Exercise details: Could you show all lines in the entries below that contain the string "level"?

Saved data entries:
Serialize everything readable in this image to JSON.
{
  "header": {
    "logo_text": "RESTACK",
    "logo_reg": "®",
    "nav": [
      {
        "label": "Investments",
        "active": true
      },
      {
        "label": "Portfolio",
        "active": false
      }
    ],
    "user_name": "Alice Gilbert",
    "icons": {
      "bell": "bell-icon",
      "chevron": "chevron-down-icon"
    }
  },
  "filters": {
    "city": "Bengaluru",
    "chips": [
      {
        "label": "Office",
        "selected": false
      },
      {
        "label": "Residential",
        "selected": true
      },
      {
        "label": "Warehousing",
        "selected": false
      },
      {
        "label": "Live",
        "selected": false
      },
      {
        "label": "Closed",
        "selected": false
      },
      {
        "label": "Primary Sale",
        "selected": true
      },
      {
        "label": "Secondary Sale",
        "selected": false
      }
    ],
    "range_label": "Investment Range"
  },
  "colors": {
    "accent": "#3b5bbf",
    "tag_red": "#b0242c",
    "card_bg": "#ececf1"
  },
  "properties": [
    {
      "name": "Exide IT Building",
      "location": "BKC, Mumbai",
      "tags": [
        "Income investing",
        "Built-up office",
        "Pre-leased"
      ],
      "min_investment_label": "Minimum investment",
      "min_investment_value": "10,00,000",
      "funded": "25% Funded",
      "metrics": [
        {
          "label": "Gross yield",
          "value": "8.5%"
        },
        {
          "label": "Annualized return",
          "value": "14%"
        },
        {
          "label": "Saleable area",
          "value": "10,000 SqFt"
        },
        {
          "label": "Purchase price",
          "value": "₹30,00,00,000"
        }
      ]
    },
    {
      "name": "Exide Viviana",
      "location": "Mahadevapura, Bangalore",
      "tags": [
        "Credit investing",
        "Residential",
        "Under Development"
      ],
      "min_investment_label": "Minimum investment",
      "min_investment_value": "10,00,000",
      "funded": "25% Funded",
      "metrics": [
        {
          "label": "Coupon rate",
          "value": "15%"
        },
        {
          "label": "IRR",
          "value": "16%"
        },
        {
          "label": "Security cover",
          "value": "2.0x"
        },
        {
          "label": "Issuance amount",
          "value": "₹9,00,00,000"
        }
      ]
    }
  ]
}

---

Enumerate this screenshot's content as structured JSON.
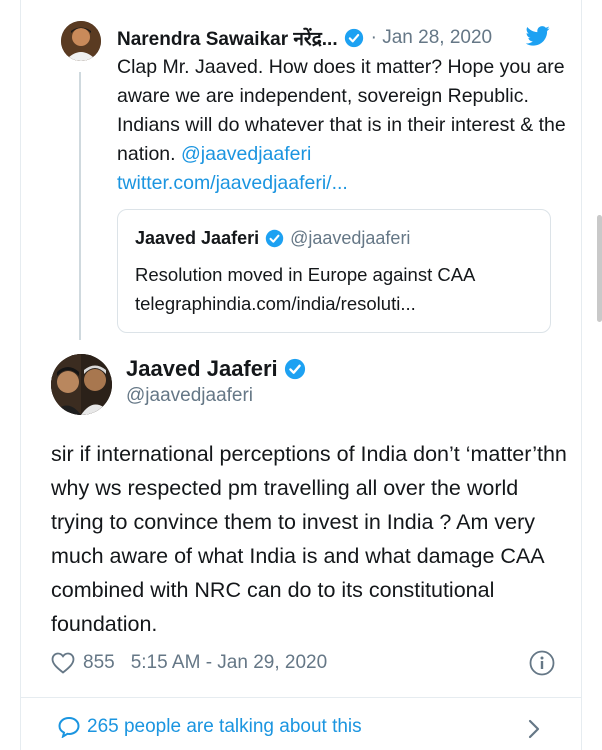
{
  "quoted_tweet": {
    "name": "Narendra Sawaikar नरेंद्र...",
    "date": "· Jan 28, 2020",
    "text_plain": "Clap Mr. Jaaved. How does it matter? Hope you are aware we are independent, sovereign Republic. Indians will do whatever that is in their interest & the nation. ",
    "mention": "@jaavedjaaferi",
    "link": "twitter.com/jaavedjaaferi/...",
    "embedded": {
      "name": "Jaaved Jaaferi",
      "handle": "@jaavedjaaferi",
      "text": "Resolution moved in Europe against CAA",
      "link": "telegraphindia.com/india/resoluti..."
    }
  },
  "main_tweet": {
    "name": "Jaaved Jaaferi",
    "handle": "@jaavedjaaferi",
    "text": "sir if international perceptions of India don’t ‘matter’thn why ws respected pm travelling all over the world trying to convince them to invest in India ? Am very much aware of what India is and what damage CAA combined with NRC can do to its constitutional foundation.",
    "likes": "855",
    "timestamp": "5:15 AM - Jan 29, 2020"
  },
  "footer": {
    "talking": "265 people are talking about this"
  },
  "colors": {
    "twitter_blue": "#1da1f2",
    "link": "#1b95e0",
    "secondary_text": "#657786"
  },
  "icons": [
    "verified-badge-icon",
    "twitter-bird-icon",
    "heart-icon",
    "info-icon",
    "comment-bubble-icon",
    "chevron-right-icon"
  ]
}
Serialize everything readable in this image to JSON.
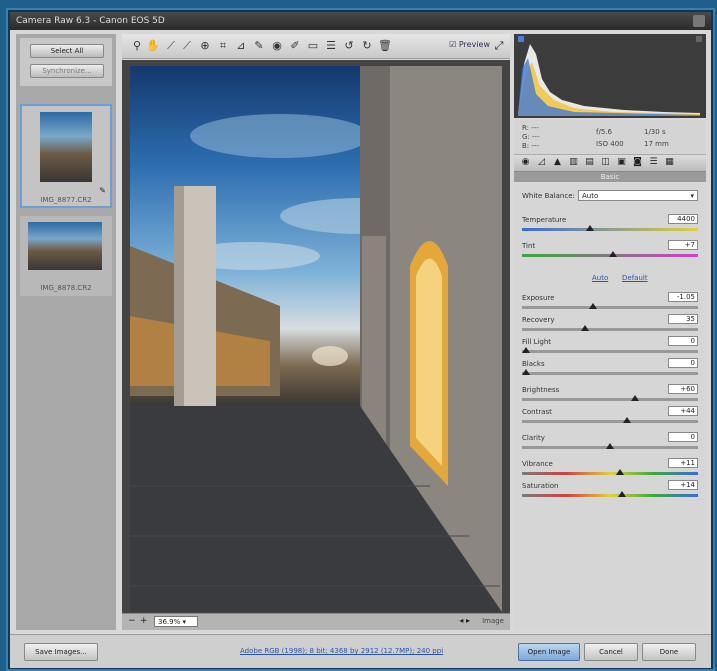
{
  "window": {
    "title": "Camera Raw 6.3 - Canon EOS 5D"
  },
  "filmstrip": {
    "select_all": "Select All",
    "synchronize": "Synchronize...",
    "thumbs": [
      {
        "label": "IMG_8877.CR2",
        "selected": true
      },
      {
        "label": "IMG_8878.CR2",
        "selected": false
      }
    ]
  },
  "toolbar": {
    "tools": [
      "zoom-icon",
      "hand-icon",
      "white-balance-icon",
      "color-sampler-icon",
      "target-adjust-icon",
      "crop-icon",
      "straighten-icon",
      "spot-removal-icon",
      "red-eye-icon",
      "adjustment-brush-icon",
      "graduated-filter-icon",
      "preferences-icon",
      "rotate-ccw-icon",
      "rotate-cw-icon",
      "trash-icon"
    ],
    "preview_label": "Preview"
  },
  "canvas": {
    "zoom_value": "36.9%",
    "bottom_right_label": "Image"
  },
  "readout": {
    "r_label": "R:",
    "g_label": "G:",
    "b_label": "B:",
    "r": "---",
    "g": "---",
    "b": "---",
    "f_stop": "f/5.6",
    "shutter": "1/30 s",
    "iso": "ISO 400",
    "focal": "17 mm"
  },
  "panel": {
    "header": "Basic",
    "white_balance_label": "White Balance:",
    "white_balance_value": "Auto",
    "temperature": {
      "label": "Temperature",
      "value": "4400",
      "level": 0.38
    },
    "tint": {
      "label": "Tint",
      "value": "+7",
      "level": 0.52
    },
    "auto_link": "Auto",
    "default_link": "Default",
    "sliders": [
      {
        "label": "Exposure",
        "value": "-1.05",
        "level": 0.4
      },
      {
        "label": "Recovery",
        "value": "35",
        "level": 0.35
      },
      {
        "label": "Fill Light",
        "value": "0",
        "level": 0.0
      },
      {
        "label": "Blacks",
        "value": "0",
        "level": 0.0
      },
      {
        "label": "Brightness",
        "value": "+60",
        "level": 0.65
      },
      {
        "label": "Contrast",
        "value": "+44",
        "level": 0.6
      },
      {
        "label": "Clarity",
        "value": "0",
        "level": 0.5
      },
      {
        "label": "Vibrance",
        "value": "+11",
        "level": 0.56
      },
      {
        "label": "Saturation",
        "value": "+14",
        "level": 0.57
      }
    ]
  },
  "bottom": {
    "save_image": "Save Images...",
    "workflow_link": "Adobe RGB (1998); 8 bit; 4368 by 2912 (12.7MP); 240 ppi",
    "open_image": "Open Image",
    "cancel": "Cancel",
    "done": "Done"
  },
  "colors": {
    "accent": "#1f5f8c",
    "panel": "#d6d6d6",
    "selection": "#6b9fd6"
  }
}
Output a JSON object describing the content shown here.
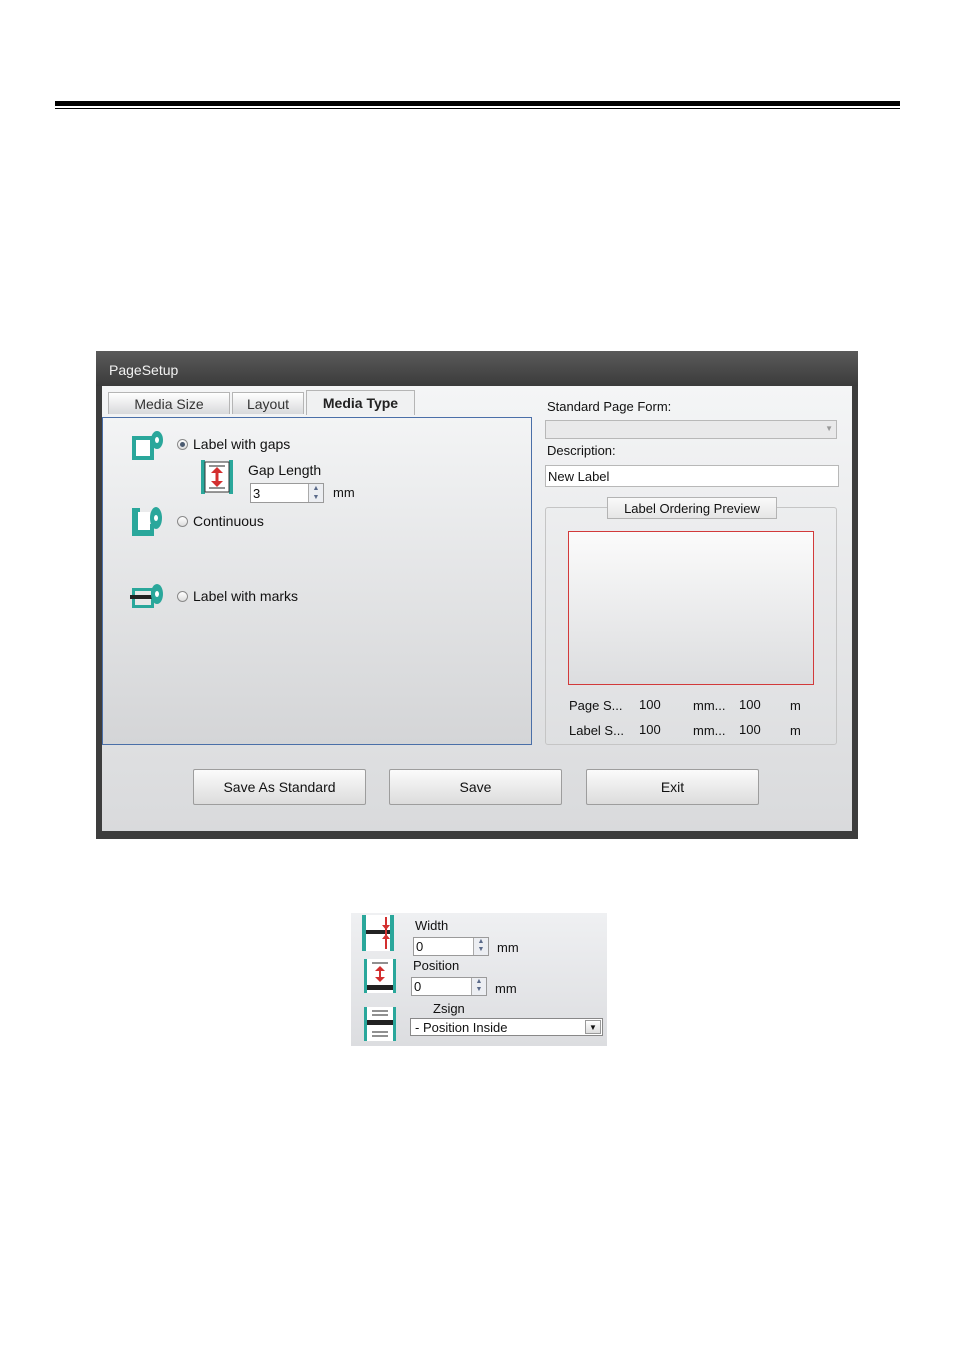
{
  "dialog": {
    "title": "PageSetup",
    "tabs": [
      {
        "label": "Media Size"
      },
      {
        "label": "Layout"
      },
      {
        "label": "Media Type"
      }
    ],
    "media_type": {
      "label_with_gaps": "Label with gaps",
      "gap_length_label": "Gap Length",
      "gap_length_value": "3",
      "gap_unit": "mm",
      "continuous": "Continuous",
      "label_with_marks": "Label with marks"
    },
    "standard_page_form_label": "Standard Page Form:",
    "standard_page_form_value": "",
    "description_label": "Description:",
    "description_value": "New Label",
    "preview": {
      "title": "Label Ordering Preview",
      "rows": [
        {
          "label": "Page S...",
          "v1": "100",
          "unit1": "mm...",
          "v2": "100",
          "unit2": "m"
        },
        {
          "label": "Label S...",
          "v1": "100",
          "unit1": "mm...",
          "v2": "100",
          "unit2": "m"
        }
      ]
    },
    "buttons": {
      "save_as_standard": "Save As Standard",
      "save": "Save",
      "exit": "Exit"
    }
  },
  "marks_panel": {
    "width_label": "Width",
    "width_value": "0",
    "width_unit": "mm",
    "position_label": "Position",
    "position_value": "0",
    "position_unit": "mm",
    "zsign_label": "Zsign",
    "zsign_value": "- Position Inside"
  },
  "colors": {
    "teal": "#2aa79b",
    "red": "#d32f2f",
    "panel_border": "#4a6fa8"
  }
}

Output of the exercise:
      "level": 0.38
      "level": 0.52
        "level": 0.4
        "level": 0.35
        "level": 0.0
        "level": 0.0
        "level": 0.65
        "level": 0.6
        "level": 0.5
        "level": 0.56
        "level": 0.57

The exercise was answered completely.